Could you retype every line below exactly, omitting the images?

(INFORMATION begins)

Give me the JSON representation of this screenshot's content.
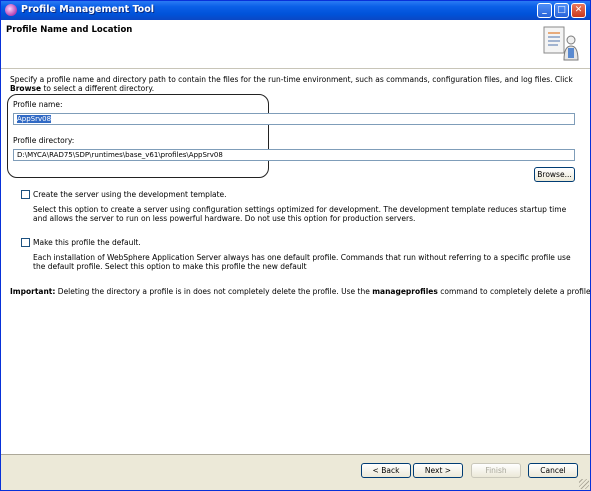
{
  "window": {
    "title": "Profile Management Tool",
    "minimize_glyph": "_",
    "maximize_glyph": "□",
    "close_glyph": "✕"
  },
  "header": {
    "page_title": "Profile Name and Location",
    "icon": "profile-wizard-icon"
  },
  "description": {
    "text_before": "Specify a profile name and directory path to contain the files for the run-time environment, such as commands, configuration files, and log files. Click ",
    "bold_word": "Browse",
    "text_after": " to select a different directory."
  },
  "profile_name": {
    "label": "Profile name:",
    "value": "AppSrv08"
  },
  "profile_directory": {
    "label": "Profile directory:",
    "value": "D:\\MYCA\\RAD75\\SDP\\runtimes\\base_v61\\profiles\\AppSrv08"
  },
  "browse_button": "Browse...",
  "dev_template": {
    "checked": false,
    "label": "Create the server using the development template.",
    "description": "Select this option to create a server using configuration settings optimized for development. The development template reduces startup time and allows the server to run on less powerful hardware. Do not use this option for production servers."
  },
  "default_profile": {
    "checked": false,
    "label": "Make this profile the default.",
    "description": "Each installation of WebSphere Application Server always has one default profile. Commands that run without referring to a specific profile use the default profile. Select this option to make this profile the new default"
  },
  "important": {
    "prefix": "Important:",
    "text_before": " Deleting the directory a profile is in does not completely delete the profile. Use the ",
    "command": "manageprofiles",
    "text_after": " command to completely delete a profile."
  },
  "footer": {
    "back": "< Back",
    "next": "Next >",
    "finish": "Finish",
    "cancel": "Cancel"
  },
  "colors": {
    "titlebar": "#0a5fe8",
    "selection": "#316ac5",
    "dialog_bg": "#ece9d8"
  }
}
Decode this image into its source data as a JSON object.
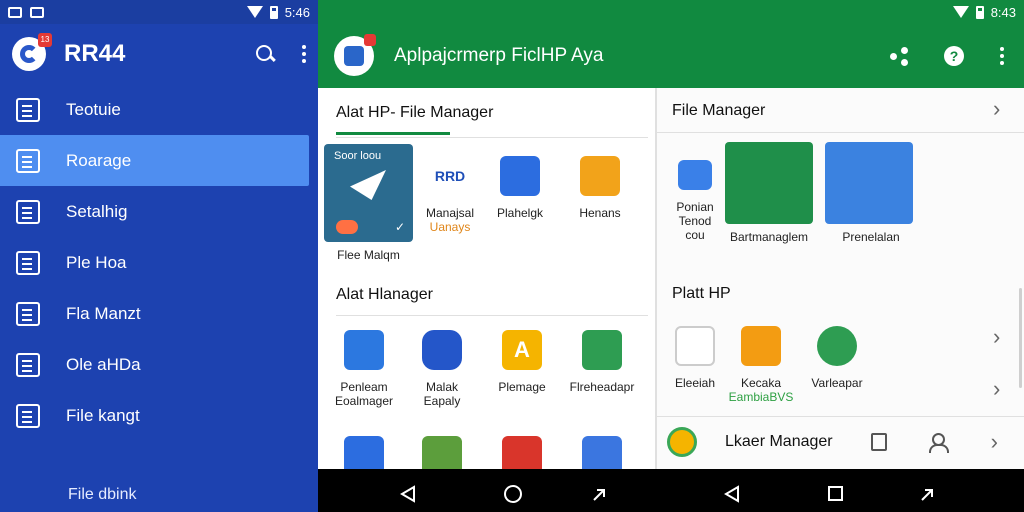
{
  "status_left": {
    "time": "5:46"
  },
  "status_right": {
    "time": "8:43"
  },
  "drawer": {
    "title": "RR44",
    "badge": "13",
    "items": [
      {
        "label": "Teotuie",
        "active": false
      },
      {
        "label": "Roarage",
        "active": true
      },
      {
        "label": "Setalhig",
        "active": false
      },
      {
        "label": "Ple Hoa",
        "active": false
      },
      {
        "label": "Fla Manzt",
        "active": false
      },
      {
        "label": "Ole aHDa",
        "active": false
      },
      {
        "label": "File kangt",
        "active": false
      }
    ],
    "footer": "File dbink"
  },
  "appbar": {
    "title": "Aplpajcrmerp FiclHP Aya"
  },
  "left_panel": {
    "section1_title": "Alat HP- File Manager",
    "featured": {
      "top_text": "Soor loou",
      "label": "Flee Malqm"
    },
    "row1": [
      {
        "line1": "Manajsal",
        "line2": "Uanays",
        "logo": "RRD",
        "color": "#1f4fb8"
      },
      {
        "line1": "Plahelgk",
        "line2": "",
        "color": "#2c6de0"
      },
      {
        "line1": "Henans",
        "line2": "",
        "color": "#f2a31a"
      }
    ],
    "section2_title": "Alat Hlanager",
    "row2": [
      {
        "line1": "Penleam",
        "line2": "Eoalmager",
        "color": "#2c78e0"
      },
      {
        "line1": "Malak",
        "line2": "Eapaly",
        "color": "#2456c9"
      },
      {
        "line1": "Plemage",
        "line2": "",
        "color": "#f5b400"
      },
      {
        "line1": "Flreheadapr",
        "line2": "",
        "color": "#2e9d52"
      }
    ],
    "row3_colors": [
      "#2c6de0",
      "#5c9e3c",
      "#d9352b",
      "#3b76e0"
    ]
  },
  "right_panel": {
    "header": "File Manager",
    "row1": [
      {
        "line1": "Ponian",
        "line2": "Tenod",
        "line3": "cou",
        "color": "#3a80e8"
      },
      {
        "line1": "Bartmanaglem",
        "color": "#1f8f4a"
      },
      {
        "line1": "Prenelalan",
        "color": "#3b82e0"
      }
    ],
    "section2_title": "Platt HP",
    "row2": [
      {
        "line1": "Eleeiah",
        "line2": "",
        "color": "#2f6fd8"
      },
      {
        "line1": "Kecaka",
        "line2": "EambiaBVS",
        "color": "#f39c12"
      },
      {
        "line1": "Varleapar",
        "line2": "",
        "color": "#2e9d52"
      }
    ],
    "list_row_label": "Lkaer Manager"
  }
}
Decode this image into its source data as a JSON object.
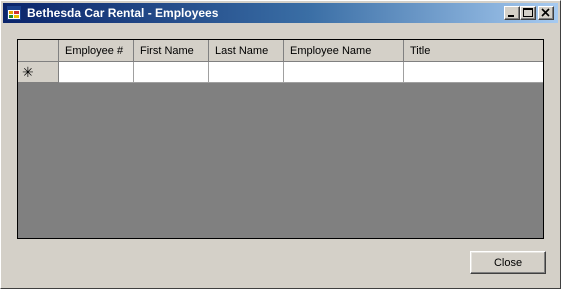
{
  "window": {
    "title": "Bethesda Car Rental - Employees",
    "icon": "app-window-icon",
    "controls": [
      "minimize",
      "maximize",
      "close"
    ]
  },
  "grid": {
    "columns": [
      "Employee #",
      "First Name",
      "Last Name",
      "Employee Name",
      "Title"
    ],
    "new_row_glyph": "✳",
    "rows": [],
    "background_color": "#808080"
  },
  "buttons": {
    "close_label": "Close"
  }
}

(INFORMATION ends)

- **RESPONSE BOX**
Give me the JSON representation of this screenshot's content.
{
  "window": {
    "title": "Profile Management Tool",
    "minimize_glyph": "_",
    "maximize_glyph": "□",
    "close_glyph": "✕"
  },
  "header": {
    "page_title": "Profile Name and Location",
    "icon": "profile-wizard-icon"
  },
  "description": {
    "text_before": "Specify a profile name and directory path to contain the files for the run-time environment, such as commands, configuration files, and log files. Click ",
    "bold_word": "Browse",
    "text_after": " to select a different directory."
  },
  "profile_name": {
    "label": "Profile name:",
    "value": "AppSrv08"
  },
  "profile_directory": {
    "label": "Profile directory:",
    "value": "D:\\MYCA\\RAD75\\SDP\\runtimes\\base_v61\\profiles\\AppSrv08"
  },
  "browse_button": "Browse...",
  "dev_template": {
    "checked": false,
    "label": "Create the server using the development template.",
    "description": "Select this option to create a server using configuration settings optimized for development. The development template reduces startup time and allows the server to run on less powerful hardware. Do not use this option for production servers."
  },
  "default_profile": {
    "checked": false,
    "label": "Make this profile the default.",
    "description": "Each installation of WebSphere Application Server always has one default profile. Commands that run without referring to a specific profile use the default profile. Select this option to make this profile the new default"
  },
  "important": {
    "prefix": "Important:",
    "text_before": " Deleting the directory a profile is in does not completely delete the profile. Use the ",
    "command": "manageprofiles",
    "text_after": " command to completely delete a profile."
  },
  "footer": {
    "back": "< Back",
    "next": "Next >",
    "finish": "Finish",
    "cancel": "Cancel"
  },
  "colors": {
    "titlebar": "#0a5fe8",
    "selection": "#316ac5",
    "dialog_bg": "#ece9d8"
  }
}
Decode this image into its source data as a JSON object.
{
  "status_left": {
    "time": "5:46"
  },
  "status_right": {
    "time": "8:43"
  },
  "drawer": {
    "title": "RR44",
    "badge": "13",
    "items": [
      {
        "label": "Teotuie",
        "active": false
      },
      {
        "label": "Roarage",
        "active": true
      },
      {
        "label": "Setalhig",
        "active": false
      },
      {
        "label": "Ple Hoa",
        "active": false
      },
      {
        "label": "Fla Manzt",
        "active": false
      },
      {
        "label": "Ole aHDa",
        "active": false
      },
      {
        "label": "File kangt",
        "active": false
      }
    ],
    "footer": "File dbink"
  },
  "appbar": {
    "title": "Aplpajcrmerp FiclHP Aya"
  },
  "left_panel": {
    "section1_title": "Alat HP- File Manager",
    "featured": {
      "top_text": "Soor loou",
      "label": "Flee Malqm"
    },
    "row1": [
      {
        "line1": "Manajsal",
        "line2": "Uanays",
        "logo": "RRD",
        "color": "#1f4fb8"
      },
      {
        "line1": "Plahelgk",
        "line2": "",
        "color": "#2c6de0"
      },
      {
        "line1": "Henans",
        "line2": "",
        "color": "#f2a31a"
      }
    ],
    "section2_title": "Alat Hlanager",
    "row2": [
      {
        "line1": "Penleam",
        "line2": "Eoalmager",
        "color": "#2c78e0"
      },
      {
        "line1": "Malak",
        "line2": "Eapaly",
        "color": "#2456c9"
      },
      {
        "line1": "Plemage",
        "line2": "",
        "color": "#f5b400"
      },
      {
        "line1": "Flreheadapr",
        "line2": "",
        "color": "#2e9d52"
      }
    ],
    "row3_colors": [
      "#2c6de0",
      "#5c9e3c",
      "#d9352b",
      "#3b76e0"
    ]
  },
  "right_panel": {
    "header": "File Manager",
    "row1": [
      {
        "line1": "Ponian",
        "line2": "Tenod",
        "line3": "cou",
        "color": "#3a80e8"
      },
      {
        "line1": "Bartmanaglem",
        "color": "#1f8f4a"
      },
      {
        "line1": "Prenelalan",
        "color": "#3b82e0"
      }
    ],
    "section2_title": "Platt HP",
    "row2": [
      {
        "line1": "Eleeiah",
        "line2": "",
        "color": "#2f6fd8"
      },
      {
        "line1": "Kecaka",
        "line2": "EambiaBVS",
        "color": "#f39c12"
      },
      {
        "line1": "Varleapar",
        "line2": "",
        "color": "#2e9d52"
      }
    ],
    "list_row_label": "Lkaer Manager"
  }
}
Decode this image into its source data as a JSON object.
{
  "window": {
    "title": "Bethesda Car Rental - Employees",
    "icon": "app-window-icon",
    "controls": [
      "minimize",
      "maximize",
      "close"
    ]
  },
  "grid": {
    "columns": [
      "Employee #",
      "First Name",
      "Last Name",
      "Employee Name",
      "Title"
    ],
    "new_row_glyph": "✳",
    "rows": [],
    "background_color": "#808080"
  },
  "buttons": {
    "close_label": "Close"
  }
}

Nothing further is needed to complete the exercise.